Her work is represented in the National Gallery of Australia and the Art Gallery of South Australia.
Bio- Design and Art Australia Online
painter, illustrator, printmaker and potter, was born on 20 December 1890 at Kilkerran on the Yorke Peninsula, South Australia. She studied at the South Australian School of Arts and Crafts with Leslie Wilkie and Gwen Barringer , and with James Ashton in the 1920s, then travelled to London to further her studies at the Royal Drawing Society, Regent Street Polytechnic in 1926 27, where she won gold and bronze medals for her work. On this first overseas trip she visited Ceylon and South Africa.
After returning to Sydney, Kohlhagen took the advice of Thea Proctor and studied linocut printmaking with Adelaide Perry in 1935 36; ‘Model Resting’ (AGSA) is captioned the ‘first print made by me in 1935’. She was a founding member of the NSW Contemporary Art Society (CAS) and exhibited with it. She also exhibited with the Society of Artists, Women Painters (1935), and NSW CAS at Macquarie Galleries in March 1937. In 1937 38 she studied painting with George Bell in Melbourne and exhibited with the Victorian CAS. A founding member of the Contemporary Art Society of South Australia (1942 68), she also belonged to the Royal South Australian Society of Arts [RSASA] from 1925 to 1968 and exhibited with it (including as an original member of Dorrit Black ‘s Group 9). She was RSASA secretary in 1943 62 and later, vice president; in 1943 she was made a Fellow.
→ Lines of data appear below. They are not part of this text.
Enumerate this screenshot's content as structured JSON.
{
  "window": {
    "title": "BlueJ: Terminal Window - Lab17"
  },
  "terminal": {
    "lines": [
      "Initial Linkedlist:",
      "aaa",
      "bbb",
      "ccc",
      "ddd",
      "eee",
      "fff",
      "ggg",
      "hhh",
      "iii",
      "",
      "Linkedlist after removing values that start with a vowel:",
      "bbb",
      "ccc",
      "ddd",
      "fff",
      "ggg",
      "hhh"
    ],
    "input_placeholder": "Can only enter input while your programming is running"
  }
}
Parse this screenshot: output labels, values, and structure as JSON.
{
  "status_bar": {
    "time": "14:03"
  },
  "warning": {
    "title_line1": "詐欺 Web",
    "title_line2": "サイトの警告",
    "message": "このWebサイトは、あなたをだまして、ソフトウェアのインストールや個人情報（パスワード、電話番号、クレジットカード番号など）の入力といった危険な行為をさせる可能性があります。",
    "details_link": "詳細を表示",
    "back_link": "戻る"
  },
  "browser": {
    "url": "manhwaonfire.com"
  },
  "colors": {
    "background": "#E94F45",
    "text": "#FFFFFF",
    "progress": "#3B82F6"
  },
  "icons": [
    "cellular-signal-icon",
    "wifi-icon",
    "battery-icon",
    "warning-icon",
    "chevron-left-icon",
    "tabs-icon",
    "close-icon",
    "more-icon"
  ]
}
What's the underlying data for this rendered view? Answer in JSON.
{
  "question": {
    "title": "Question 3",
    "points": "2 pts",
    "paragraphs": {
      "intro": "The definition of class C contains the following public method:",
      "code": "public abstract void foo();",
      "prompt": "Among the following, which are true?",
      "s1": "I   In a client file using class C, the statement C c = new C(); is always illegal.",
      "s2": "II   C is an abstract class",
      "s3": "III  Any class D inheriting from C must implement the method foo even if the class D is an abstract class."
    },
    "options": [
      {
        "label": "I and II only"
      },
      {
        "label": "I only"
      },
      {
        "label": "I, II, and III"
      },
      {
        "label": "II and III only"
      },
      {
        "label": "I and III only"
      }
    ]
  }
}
Her work was included in the Adelaide Group Exhibition at Myer Art Gallery, Melbourne, in 1946; she had a solo exhibition at the RSASA in 1947 and two at the Arts Council of South Australia in 1948 and 1949. She lectured at the National Gallery of South Australia, and in the 1940s and 1950s wrote art reviews for the Adelaide newspapers, the Express and the News . Travel in 1958 and 1968 included Europe, the United States and the United Kingdom, where she also exhibited her work.
Kohlhagen died in Adelaide on 2 February 1969. Her bequest to the Art Gallery of South Australia included a collection of her own paintings, prints and drawings and £5,000 for the acquistion of works in any medium by interstate and overseas artists. She herself worked in watercolour, tempera and oil on canvas/board and made linocut prints; her subject matter included landscapes, still-lifes and, especially, genre studies. In 1934-44 she also exhibited pottery at the Royal South Australian Society of Arts.